- _PROBLEM TO WORK ON_
In the entries below, every line with the string "summary" is to be reported.

Items from an interface collection
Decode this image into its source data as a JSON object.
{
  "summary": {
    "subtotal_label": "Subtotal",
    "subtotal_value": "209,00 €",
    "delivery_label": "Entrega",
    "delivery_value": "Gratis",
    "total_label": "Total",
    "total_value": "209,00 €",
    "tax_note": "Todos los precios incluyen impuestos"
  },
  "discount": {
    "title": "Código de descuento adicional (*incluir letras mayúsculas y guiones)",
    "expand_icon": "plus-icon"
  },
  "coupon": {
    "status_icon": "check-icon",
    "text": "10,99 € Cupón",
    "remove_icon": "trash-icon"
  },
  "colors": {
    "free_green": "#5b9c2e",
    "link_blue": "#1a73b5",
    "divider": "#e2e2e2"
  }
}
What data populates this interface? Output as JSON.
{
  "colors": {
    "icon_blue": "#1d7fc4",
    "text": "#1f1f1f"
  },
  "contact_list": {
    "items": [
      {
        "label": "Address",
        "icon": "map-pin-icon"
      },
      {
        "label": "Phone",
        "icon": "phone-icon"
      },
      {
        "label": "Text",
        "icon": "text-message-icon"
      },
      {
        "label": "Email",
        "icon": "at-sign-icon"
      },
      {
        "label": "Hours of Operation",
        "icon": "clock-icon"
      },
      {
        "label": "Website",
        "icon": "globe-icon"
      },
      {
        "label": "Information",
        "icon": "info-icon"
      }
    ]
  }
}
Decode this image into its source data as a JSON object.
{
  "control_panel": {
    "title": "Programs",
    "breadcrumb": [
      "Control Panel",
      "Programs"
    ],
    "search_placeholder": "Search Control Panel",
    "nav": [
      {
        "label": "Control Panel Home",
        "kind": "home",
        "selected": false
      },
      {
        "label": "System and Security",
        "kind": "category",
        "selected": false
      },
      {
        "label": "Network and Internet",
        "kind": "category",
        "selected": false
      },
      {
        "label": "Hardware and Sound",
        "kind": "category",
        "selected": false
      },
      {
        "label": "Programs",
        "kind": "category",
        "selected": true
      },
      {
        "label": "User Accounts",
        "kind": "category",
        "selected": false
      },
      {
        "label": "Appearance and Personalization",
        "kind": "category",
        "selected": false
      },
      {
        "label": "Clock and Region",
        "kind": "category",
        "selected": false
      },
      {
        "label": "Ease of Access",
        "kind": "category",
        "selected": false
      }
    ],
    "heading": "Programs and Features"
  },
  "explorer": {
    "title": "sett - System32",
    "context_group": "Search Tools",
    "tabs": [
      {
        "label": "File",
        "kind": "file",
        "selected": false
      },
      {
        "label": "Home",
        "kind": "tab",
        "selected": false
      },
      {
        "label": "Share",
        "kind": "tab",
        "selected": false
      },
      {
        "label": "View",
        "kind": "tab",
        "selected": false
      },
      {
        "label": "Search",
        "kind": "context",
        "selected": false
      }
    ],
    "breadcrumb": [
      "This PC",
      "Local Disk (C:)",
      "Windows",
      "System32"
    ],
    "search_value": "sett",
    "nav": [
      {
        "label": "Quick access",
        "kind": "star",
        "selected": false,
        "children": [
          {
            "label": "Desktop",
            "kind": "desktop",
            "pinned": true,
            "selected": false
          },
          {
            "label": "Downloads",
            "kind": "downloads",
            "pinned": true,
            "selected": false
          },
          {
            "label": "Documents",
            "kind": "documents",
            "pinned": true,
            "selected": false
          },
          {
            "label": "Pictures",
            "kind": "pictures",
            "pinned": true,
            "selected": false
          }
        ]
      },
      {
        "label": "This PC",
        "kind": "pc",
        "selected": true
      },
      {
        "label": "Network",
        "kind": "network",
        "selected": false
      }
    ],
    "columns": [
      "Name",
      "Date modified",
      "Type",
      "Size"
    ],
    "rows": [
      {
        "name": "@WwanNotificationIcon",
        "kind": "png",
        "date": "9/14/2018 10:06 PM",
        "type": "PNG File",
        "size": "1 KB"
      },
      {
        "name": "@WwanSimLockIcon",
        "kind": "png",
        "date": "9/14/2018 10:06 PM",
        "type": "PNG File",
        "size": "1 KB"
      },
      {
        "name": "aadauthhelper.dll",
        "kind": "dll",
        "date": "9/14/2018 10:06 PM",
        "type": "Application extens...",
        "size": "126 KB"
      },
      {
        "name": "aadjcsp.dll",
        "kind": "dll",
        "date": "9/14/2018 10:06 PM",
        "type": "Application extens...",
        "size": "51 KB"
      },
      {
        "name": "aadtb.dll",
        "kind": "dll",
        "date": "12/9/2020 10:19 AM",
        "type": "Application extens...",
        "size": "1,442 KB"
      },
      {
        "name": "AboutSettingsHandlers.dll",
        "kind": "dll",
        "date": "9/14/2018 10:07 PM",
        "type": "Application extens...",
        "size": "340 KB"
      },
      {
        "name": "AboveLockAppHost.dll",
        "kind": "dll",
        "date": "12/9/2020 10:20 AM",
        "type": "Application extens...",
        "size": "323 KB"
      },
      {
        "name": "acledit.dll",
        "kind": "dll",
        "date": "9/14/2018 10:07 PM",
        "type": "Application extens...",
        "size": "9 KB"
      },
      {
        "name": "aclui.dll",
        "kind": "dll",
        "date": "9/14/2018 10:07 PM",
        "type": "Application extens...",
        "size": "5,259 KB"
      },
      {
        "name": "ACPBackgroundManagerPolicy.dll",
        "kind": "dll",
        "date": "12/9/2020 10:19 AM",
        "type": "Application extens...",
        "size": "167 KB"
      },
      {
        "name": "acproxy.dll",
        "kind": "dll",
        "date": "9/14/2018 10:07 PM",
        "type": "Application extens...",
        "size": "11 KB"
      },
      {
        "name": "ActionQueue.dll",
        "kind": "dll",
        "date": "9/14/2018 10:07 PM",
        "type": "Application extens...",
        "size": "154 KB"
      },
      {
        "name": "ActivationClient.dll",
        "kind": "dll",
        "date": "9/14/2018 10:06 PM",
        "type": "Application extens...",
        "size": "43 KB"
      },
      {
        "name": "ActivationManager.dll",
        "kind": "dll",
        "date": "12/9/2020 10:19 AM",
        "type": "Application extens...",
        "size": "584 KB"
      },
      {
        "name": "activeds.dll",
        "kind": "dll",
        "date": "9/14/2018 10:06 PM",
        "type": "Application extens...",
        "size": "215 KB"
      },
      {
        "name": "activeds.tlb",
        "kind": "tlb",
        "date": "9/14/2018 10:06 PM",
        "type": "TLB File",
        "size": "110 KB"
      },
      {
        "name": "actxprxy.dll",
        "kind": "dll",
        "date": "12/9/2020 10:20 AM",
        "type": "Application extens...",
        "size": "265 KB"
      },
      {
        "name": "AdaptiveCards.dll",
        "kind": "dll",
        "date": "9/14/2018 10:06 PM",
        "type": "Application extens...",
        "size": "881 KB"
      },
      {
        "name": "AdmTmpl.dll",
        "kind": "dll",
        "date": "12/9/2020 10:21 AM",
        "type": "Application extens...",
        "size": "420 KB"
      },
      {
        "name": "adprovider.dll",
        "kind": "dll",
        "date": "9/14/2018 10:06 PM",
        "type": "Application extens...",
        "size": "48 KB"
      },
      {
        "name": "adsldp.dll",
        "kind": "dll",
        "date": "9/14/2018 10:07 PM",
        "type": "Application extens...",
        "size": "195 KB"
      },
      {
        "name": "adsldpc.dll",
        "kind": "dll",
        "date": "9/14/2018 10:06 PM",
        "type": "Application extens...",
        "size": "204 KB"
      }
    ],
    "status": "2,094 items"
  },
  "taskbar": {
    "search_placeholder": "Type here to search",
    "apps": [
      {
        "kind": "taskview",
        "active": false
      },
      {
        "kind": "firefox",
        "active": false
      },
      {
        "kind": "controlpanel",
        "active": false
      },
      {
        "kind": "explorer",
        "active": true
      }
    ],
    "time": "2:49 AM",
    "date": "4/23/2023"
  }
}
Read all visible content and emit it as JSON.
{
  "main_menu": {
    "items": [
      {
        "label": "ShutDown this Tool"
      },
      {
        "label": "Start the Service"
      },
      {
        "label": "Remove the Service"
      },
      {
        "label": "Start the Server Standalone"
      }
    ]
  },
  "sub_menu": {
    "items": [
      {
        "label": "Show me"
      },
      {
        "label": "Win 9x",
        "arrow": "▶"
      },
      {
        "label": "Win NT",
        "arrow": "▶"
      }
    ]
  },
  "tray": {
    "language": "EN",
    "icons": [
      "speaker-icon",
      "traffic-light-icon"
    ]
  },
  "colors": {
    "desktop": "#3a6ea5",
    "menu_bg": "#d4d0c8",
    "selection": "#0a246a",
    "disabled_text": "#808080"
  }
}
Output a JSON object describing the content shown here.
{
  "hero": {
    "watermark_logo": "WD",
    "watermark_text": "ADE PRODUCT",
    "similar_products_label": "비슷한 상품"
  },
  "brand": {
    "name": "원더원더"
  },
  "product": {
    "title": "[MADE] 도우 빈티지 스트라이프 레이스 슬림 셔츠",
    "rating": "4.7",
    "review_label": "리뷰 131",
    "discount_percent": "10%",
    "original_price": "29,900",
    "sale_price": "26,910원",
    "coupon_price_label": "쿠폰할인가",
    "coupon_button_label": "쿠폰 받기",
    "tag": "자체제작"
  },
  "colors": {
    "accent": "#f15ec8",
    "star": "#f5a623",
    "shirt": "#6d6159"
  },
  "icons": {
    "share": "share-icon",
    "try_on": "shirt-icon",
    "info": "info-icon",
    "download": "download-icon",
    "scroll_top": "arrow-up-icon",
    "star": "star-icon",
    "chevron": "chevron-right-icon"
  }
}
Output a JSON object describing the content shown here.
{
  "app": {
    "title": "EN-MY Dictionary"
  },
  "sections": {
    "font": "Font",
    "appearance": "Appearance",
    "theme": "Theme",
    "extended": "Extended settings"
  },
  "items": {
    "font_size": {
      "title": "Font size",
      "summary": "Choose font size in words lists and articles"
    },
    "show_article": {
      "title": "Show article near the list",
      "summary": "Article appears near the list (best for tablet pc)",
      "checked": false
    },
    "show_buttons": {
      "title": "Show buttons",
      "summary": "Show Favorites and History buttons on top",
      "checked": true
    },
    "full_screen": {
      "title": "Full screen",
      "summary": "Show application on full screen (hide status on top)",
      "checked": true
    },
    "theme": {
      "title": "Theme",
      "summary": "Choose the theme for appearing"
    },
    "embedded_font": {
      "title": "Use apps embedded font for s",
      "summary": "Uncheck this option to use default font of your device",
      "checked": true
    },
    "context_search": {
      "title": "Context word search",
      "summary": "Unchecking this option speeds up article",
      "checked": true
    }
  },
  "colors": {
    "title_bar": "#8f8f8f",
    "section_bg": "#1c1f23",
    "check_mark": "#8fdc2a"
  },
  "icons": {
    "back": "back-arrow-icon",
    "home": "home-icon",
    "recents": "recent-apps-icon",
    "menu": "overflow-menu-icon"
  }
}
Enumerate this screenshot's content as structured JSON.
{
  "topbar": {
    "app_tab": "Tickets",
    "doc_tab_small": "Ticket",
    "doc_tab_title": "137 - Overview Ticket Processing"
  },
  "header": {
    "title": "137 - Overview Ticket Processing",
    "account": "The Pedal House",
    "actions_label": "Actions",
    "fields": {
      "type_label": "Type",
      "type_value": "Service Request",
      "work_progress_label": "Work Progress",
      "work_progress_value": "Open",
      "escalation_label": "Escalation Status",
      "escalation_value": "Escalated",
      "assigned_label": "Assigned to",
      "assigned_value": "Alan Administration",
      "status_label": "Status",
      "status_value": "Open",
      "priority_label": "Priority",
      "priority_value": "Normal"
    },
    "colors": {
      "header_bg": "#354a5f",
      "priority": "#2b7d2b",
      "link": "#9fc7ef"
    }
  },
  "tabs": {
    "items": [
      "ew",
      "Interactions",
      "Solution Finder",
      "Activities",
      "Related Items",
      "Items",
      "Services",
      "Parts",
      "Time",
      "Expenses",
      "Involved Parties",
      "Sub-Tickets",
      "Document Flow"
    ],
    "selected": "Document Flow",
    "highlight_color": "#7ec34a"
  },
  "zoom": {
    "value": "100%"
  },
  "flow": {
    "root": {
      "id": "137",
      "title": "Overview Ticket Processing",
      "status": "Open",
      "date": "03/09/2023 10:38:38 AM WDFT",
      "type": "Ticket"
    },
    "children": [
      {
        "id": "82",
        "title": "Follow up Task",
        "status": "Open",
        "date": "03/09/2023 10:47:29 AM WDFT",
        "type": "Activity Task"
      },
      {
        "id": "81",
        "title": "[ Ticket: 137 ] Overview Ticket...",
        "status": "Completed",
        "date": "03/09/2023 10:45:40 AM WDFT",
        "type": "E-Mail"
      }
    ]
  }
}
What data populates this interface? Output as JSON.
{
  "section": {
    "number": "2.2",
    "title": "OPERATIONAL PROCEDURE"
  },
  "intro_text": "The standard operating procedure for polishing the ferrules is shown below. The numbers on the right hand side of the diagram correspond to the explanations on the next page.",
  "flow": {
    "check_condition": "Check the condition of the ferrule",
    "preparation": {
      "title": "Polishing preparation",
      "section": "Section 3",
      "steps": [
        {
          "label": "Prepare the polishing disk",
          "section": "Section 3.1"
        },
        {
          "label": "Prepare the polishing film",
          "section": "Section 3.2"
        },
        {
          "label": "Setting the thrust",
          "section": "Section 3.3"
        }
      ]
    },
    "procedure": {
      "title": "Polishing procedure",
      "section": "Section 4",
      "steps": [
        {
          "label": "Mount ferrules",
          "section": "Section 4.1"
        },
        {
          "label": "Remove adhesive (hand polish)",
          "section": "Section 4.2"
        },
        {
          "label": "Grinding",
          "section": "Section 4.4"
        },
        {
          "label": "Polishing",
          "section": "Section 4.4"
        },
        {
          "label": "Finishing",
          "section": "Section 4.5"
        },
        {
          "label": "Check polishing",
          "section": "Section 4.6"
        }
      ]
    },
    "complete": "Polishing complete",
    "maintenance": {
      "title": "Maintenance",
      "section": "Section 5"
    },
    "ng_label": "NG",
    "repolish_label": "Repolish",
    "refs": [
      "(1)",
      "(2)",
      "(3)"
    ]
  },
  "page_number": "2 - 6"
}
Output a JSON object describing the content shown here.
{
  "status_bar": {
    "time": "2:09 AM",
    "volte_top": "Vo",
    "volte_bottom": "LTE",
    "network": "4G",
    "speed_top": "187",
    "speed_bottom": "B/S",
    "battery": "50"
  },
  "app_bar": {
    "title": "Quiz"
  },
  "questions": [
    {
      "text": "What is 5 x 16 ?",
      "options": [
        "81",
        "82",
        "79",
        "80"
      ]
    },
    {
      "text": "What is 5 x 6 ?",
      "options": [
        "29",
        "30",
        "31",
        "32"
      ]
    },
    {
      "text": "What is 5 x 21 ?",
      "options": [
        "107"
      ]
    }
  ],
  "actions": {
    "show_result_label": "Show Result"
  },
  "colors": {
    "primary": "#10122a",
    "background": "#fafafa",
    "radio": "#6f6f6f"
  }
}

- _SOLUTION_
  "summary": {
      "summary": "Choose font size in words lists and articles"
      "summary": "Article appears near the list (best for tablet pc)",
      "summary": "Show Favorites and History buttons on top",
      "summary": "Show application on full screen (hide status on top)",
      "summary": "Choose the theme for appearing"
      "summary": "Uncheck this option to use default font of your device",
      "summary": "Unchecking this option speeds up article",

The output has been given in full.